We are currently looking for people from Keynsham and the surrounding area to become Inpendent Custody Visitors. To apply for this volunteering role, email: email@example.com
It is important that Independent Custody Visitors remain impartial. They must not take sides, but look, listen and report on what they observe in the custody unit.
New custody visitors have a thorough induction programme to support them in their new role. Initial training (a Saturday session) covers the background, theory, relevant procedures and talks through the visit step by step.
Diversity training (one evening session) is also provided helps us look at the issues people in custody may have, such as those relating to disability, mental health or those who need help to communicate. We also explore different religions and cultures. As well as these sessions, new volunteers gain practical experience through induction and shadowing visits in the custody unit with an experienced visitor to support them in their new role.

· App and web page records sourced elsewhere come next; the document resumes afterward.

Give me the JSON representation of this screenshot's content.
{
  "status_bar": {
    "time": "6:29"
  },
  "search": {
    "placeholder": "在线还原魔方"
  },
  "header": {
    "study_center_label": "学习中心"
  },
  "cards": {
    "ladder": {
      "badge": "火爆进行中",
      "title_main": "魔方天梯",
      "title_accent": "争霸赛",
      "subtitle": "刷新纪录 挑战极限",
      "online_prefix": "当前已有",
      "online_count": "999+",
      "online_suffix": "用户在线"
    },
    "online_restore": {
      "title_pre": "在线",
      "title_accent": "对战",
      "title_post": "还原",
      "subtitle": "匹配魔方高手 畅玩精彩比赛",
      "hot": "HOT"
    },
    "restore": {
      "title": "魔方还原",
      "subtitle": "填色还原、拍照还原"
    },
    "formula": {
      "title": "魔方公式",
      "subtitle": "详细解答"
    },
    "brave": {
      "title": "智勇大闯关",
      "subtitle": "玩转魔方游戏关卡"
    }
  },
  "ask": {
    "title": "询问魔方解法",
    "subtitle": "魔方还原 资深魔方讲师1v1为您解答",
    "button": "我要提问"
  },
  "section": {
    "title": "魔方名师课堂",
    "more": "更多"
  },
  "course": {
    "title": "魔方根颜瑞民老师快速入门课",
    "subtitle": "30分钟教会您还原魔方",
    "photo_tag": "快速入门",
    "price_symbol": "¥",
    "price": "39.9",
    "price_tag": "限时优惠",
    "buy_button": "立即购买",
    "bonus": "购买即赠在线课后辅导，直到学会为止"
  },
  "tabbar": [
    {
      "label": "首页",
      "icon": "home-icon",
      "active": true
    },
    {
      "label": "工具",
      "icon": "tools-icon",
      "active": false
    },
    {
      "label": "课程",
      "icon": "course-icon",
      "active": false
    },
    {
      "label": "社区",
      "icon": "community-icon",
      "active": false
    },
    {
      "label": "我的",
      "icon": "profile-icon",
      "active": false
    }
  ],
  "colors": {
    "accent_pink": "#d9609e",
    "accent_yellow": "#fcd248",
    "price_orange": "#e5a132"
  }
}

Additional training workshops will be available throughout the year on subjects such as terrorism and extremism, viewing custody records and how the ICV role relates to the work of the Independent Police Complaints Commission (IPCC) and HMIC/P Inspections. An annual conference is also held, with themed guest speakers and a number of activities and attending by the PCC and the Chief Constable.
At the police station, custody visitors turn up unannounced and are granted immediate access into custody. They show their I.D cards and are escorted around the custody unit. The detainees are only identified by their custody numbers and strict rules of confidentiality apply. Custody visitors must be admitted to the custody area immediately; delay is only permitted when immediate access may present a risk to visitors or staff.

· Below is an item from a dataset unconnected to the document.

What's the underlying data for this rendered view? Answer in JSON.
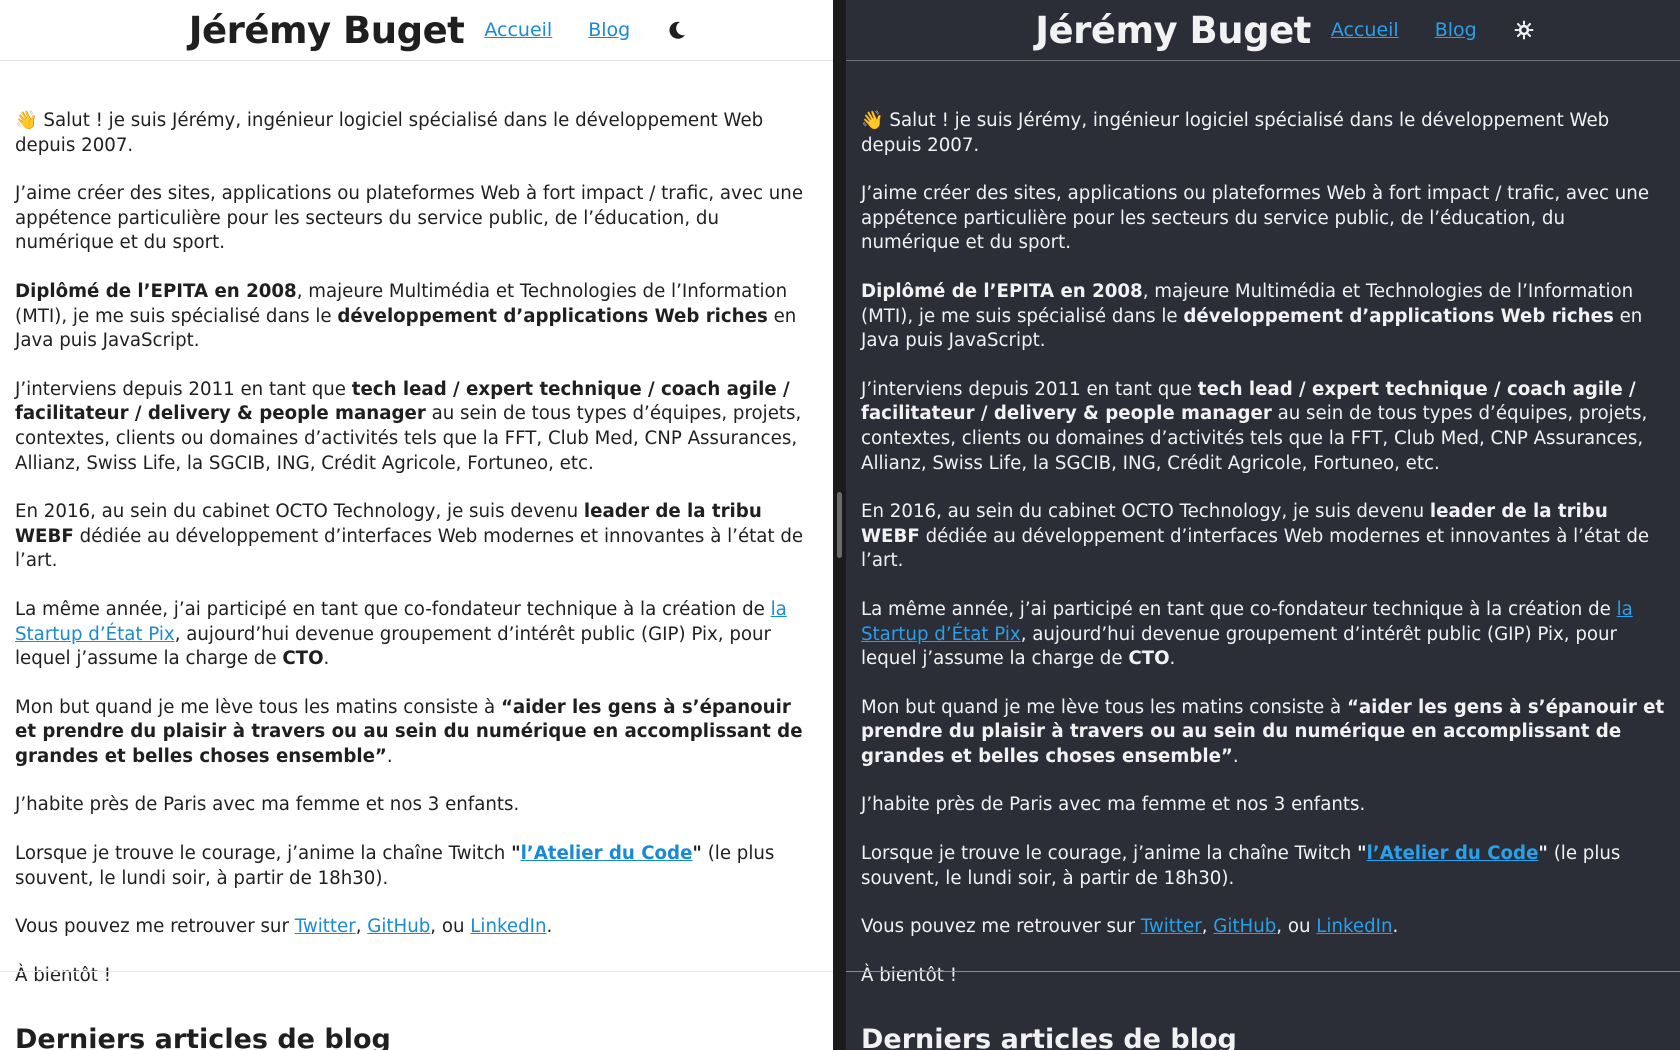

Custody visitors visit the cells of those detainees who agree to see them (and if the staff consider it safe to do so). Custody visitors seek to affirm that detainees have been offered their rights and entitlements are adhered to while they are in custody. They also observe the detainee and their surroundings. All parts of the custody area are open to custody visitors, such as food preparation areas, stores and medical rooms. However, it is not part of their role to attend police interviews with detainees.
The custody officer or a member of custody staff must accompany custody visitors during visits and be alert to specific health or safety risk custody visitors might face and must advise them appropriately.
At the end of the visit a short report is completed, recording issues raised by detainees, the response or resolution agreed and any other feedback or observations. Copies of this report are sent to the Inspector in charge of the custody unit, the panel coordinator and Office of the Police and Crime Commissioner.
Contact us to be an independent custody visitor
Read more about Avon and Somerset's scheme